Casteel told HAT the recent late season heat might be a drag on yields.

“When we have the 90-95-degree days, you go day after day and within a 24-hour period those fields are turning very fast,” he said. “I was in fields all day Wednesday and in fields Thursday and leaves are turning over. So, if they’re anything close to lower nitrogen content leaves are going to start dropping off. Probably the way you look at this is some of the icing on the cake is probably going to be taken off on a lot of this. We’re going to be shorting our seed fill window and a little bit on the seed fill rate. So, if anything, the time that we’re in seed fill is going to get shortened with some of these hotter temperatures.”

Casteel said be prepared to get into the fields and cut beans when they’re ready. That will be earlier than normal this season.

“We’ve been 10-14 days ahead of schedule with most everything across this season. Leaves are dropping in a lot of fields. I saw my first field get cut Wednesday. Be ready to get out there. It’s going to be mid-September to September 20th on a lot of these fields, and if they’re good to go let’s get them because I hate losing out on yield whenever we go cut beans that are 10 percent moisture. So, even if they’re green stems, be ready to go out there if the grain’s ready.”

He confirmed 2018 has been a very good year for soybeans from planting until now, but in recent weeks some intense and saturating rains have compromised some root systems. Affected plants are shutting down because of the nitrogen content due to nodulation and fixation issues.
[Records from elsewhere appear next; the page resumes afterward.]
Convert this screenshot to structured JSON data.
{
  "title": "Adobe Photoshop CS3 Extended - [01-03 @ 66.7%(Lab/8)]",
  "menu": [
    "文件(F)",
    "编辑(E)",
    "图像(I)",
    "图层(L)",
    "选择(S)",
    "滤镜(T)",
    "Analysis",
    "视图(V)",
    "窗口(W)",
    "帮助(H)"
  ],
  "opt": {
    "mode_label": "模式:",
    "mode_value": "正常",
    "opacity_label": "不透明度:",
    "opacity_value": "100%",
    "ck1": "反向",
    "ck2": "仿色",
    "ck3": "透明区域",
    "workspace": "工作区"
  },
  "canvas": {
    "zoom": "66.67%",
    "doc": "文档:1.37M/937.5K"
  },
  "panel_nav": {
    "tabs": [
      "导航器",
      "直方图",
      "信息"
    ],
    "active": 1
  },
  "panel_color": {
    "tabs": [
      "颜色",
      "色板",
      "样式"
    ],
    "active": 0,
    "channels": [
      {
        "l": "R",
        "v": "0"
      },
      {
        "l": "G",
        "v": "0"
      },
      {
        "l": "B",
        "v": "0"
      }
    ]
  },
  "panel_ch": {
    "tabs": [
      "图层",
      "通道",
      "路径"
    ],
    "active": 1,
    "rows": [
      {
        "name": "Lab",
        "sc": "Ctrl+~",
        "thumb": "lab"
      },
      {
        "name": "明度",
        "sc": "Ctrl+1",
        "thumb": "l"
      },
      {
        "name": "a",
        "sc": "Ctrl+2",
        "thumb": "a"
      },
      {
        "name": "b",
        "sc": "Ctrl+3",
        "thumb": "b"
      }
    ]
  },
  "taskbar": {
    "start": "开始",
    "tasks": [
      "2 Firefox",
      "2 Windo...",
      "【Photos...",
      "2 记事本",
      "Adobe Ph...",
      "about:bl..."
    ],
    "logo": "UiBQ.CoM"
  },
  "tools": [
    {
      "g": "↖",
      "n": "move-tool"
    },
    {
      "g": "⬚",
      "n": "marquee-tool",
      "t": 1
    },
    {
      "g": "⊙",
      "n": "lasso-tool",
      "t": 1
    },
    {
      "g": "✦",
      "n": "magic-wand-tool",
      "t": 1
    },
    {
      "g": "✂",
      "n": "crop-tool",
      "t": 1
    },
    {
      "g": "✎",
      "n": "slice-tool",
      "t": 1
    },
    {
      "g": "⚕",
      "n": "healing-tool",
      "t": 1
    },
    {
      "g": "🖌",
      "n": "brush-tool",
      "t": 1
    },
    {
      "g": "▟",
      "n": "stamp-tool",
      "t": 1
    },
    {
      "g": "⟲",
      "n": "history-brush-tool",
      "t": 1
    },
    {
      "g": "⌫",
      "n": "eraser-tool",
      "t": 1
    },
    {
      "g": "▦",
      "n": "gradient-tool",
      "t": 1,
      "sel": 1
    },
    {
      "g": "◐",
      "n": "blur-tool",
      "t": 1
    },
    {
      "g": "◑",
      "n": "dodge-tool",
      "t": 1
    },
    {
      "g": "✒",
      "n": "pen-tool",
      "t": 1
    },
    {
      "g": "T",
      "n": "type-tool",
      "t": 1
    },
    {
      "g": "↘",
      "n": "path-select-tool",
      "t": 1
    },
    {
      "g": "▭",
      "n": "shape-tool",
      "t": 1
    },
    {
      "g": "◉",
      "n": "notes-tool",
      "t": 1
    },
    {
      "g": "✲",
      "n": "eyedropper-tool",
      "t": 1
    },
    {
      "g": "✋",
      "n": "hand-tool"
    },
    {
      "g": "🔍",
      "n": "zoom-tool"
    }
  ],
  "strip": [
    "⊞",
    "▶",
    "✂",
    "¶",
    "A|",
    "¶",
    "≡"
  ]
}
Other than those pockets around the state, farmers’ soybean fields are set up for pretty good yields, Casteel says.